=== EXERCISE AIM ===
Restate the records that follow word for word. Omit the images.

AVAILABLE RECORDS section start

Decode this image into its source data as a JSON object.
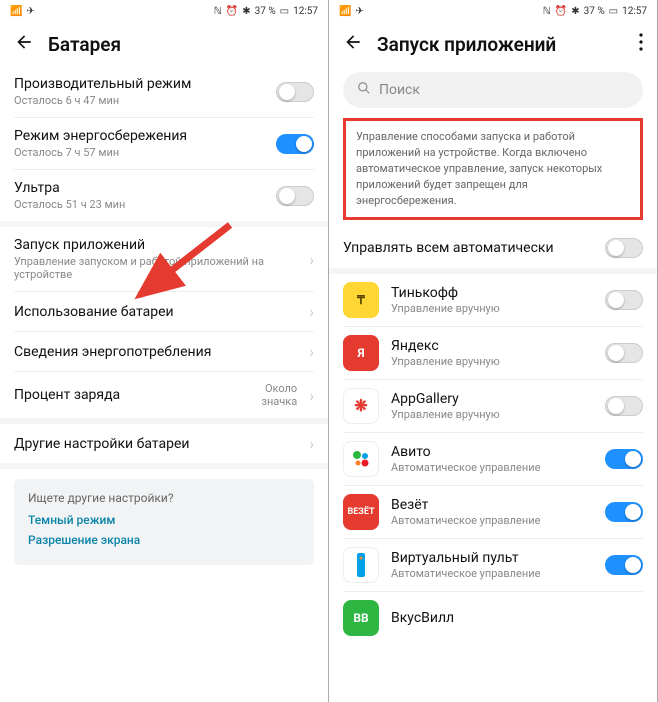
{
  "status": {
    "battery": "37 %",
    "time": "12:57"
  },
  "left": {
    "title": "Батарея",
    "rows": {
      "perf": {
        "label": "Производительный режим",
        "sub": "Осталось 6 ч 47 мин"
      },
      "save": {
        "label": "Режим энергосбережения",
        "sub": "Осталось 7 ч 57 мин"
      },
      "ultra": {
        "label": "Ультра",
        "sub": "Осталось 51 ч 23 мин"
      },
      "launch": {
        "label": "Запуск приложений",
        "sub": "Управление запуском и работой приложений на устройстве"
      },
      "usage": {
        "label": "Использование батареи"
      },
      "stats": {
        "label": "Сведения энергопотребления"
      },
      "pct": {
        "label": "Процент заряда",
        "note": "Около\nзначка"
      },
      "other": {
        "label": "Другие настройки батареи"
      }
    },
    "hint": {
      "q": "Ищете другие настройки?",
      "link1": "Темный режим",
      "link2": "Разрешение экрана"
    }
  },
  "right": {
    "title": "Запуск приложений",
    "search_placeholder": "Поиск",
    "info": "Управление способами запуска и работой приложений на устройстве. Когда включено автоматическое управление, запуск некоторых приложений будет запрещен для энергосбережения.",
    "manage_all": "Управлять всем автоматически",
    "mgmt_manual": "Управление вручную",
    "mgmt_auto": "Автоматическое управление",
    "apps": {
      "tinkoff": {
        "name": "Тинькофф"
      },
      "yandex": {
        "name": "Яндекс"
      },
      "appgal": {
        "name": "AppGallery"
      },
      "avito": {
        "name": "Авито"
      },
      "vezet": {
        "name": "Везёт"
      },
      "virtpult": {
        "name": "Виртуальный пульт"
      },
      "vkusvill": {
        "name": "ВкусВилл"
      }
    }
  }
}
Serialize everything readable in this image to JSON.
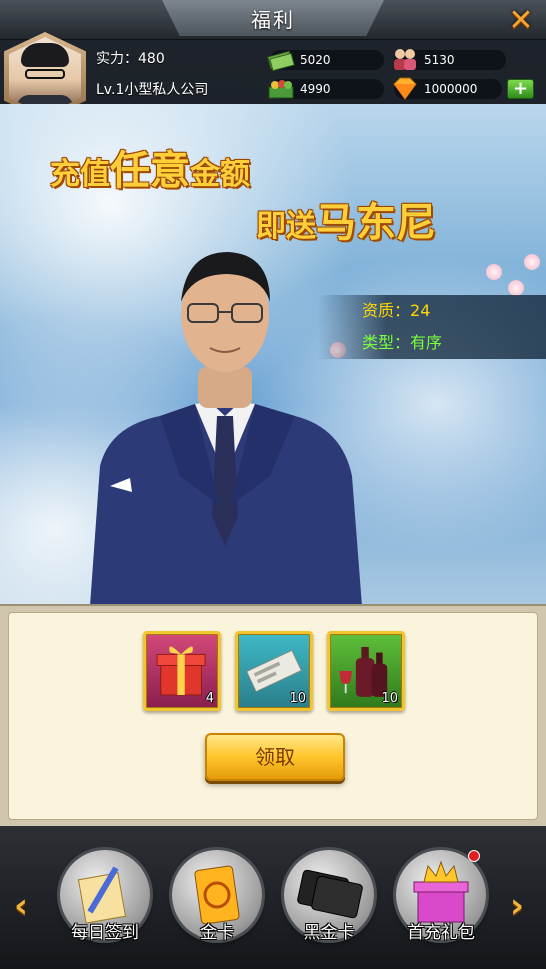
{
  "header": {
    "title": "福利",
    "close_icon": "close-x-icon"
  },
  "player": {
    "power_label": "实力：",
    "power_value": "480",
    "level_company": "Lv.1小型私人公司",
    "resources": {
      "cash": "5020",
      "staff": "5130",
      "goods": "4990",
      "diamonds": "1000000"
    }
  },
  "promo": {
    "line1_a": "充值",
    "line1_b": "任意",
    "line1_c": "金额",
    "line2_a": "即送",
    "line2_b": "马东尼"
  },
  "character": {
    "quality_label": "资质：",
    "quality_value": "24",
    "type_label": "类型：",
    "type_value": "有序"
  },
  "rewards": {
    "items": [
      {
        "icon": "gift-box-icon",
        "count": "4"
      },
      {
        "icon": "ticket-icon",
        "count": "10"
      },
      {
        "icon": "wine-bottles-icon",
        "count": "10"
      }
    ],
    "claim_label": "领取"
  },
  "nav": {
    "items": [
      {
        "label": "每日签到",
        "icon": "daily-signin-icon"
      },
      {
        "label": "金卡",
        "icon": "gold-card-icon"
      },
      {
        "label": "黑金卡",
        "icon": "black-card-icon"
      },
      {
        "label": "首充礼包",
        "icon": "first-recharge-gift-icon"
      }
    ]
  },
  "colors": {
    "accent_gold": "#ffcf3a",
    "quality_yellow": "#ffd700",
    "type_green": "#79ff3c",
    "button_orange": "#ffc52c"
  }
}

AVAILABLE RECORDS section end

=== TASK RESPONSE ===
Decode this image into its source data as a JSON object.
{
  "status": {
    "battery": "37 %",
    "time": "12:57"
  },
  "left": {
    "title": "Батарея",
    "rows": {
      "perf": {
        "label": "Производительный режим",
        "sub": "Осталось 6 ч 47 мин"
      },
      "save": {
        "label": "Режим энергосбережения",
        "sub": "Осталось 7 ч 57 мин"
      },
      "ultra": {
        "label": "Ультра",
        "sub": "Осталось 51 ч 23 мин"
      },
      "launch": {
        "label": "Запуск приложений",
        "sub": "Управление запуском и работой приложений на устройстве"
      },
      "usage": {
        "label": "Использование батареи"
      },
      "stats": {
        "label": "Сведения энергопотребления"
      },
      "pct": {
        "label": "Процент заряда",
        "note": "Около\nзначка"
      },
      "other": {
        "label": "Другие настройки батареи"
      }
    },
    "hint": {
      "q": "Ищете другие настройки?",
      "link1": "Темный режим",
      "link2": "Разрешение экрана"
    }
  },
  "right": {
    "title": "Запуск приложений",
    "search_placeholder": "Поиск",
    "info": "Управление способами запуска и работой приложений на устройстве. Когда включено автоматическое управление, запуск некоторых приложений будет запрещен для энергосбережения.",
    "manage_all": "Управлять всем автоматически",
    "mgmt_manual": "Управление вручную",
    "mgmt_auto": "Автоматическое управление",
    "apps": {
      "tinkoff": {
        "name": "Тинькофф"
      },
      "yandex": {
        "name": "Яндекс"
      },
      "appgal": {
        "name": "AppGallery"
      },
      "avito": {
        "name": "Авито"
      },
      "vezet": {
        "name": "Везёт"
      },
      "virtpult": {
        "name": "Виртуальный пульт"
      },
      "vkusvill": {
        "name": "ВкусВилл"
      }
    }
  }
}
Serialize everything readable in this image to JSON.
{
  "header": {
    "title": "福利",
    "close_icon": "close-x-icon"
  },
  "player": {
    "power_label": "实力：",
    "power_value": "480",
    "level_company": "Lv.1小型私人公司",
    "resources": {
      "cash": "5020",
      "staff": "5130",
      "goods": "4990",
      "diamonds": "1000000"
    }
  },
  "promo": {
    "line1_a": "充值",
    "line1_b": "任意",
    "line1_c": "金额",
    "line2_a": "即送",
    "line2_b": "马东尼"
  },
  "character": {
    "quality_label": "资质：",
    "quality_value": "24",
    "type_label": "类型：",
    "type_value": "有序"
  },
  "rewards": {
    "items": [
      {
        "icon": "gift-box-icon",
        "count": "4"
      },
      {
        "icon": "ticket-icon",
        "count": "10"
      },
      {
        "icon": "wine-bottles-icon",
        "count": "10"
      }
    ],
    "claim_label": "领取"
  },
  "nav": {
    "items": [
      {
        "label": "每日签到",
        "icon": "daily-signin-icon"
      },
      {
        "label": "金卡",
        "icon": "gold-card-icon"
      },
      {
        "label": "黑金卡",
        "icon": "black-card-icon"
      },
      {
        "label": "首充礼包",
        "icon": "first-recharge-gift-icon"
      }
    ]
  },
  "colors": {
    "accent_gold": "#ffcf3a",
    "quality_yellow": "#ffd700",
    "type_green": "#79ff3c",
    "button_orange": "#ffc52c"
  }
}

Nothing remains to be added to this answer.